A springtime heatwave has made large swaths of western North America feel like the dog days of summer.
A springtime heatwave has made large swaths of western North America feel like the dog days of summer. In mid-May 2023, western Washington and Oregon, along with much of British Columbia and Alberta, Canada, were in the throes of a record-breaking streak of hot weather. While the most unseasonably warm weather subsided by May 16, above-average temperatures were projected to persist for several more days.
The map above shows the difference in air temperature between May 15, 2023—one of the hottest days in the heatwave—and the 2014-2022 mean for that date. The map is derived from the Goddard Earth Observing System (GEOS) model and depicts air temperatures at 2 meters (about 6.5 feet) above the ground. Dark red areas are where air temperatures reached more than 22°F (12°C) above the recent average.
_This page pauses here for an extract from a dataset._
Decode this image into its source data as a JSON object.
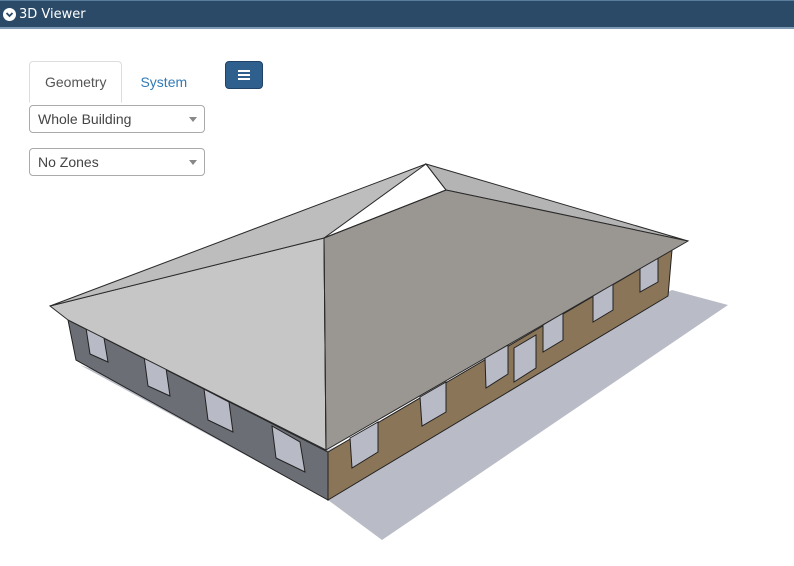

Heat records were toppled across several Canadian provinces. In British Columbia, dozens of daily records fell for three days straight, according to local news reports. New monthly records were also broken, and temperatures exceeded 95°F (35°C) in some locations. Stateside, record books also got significant updates. Notably, May 15 marked the fourth straight day of record high daily temperatures in Seattle.
This event is reminiscent of the “heat dome” that parked over the Pacific Northwest in June 2021. During that dangerous stretch, temperatures in some places soared more than 27°F (15°C) over recent averages for the same date. The cities of Seattle and Portland set all-time-record highs of 108°F (42°C) and 116°F (47°C), respectively.
Read more at NASA Earth Observatory
Image: NASA Earth Observatory image by Lauren Dauphin, using GEOS-5 data from the Global Modeling and Assimilation Office at NASA GSFC.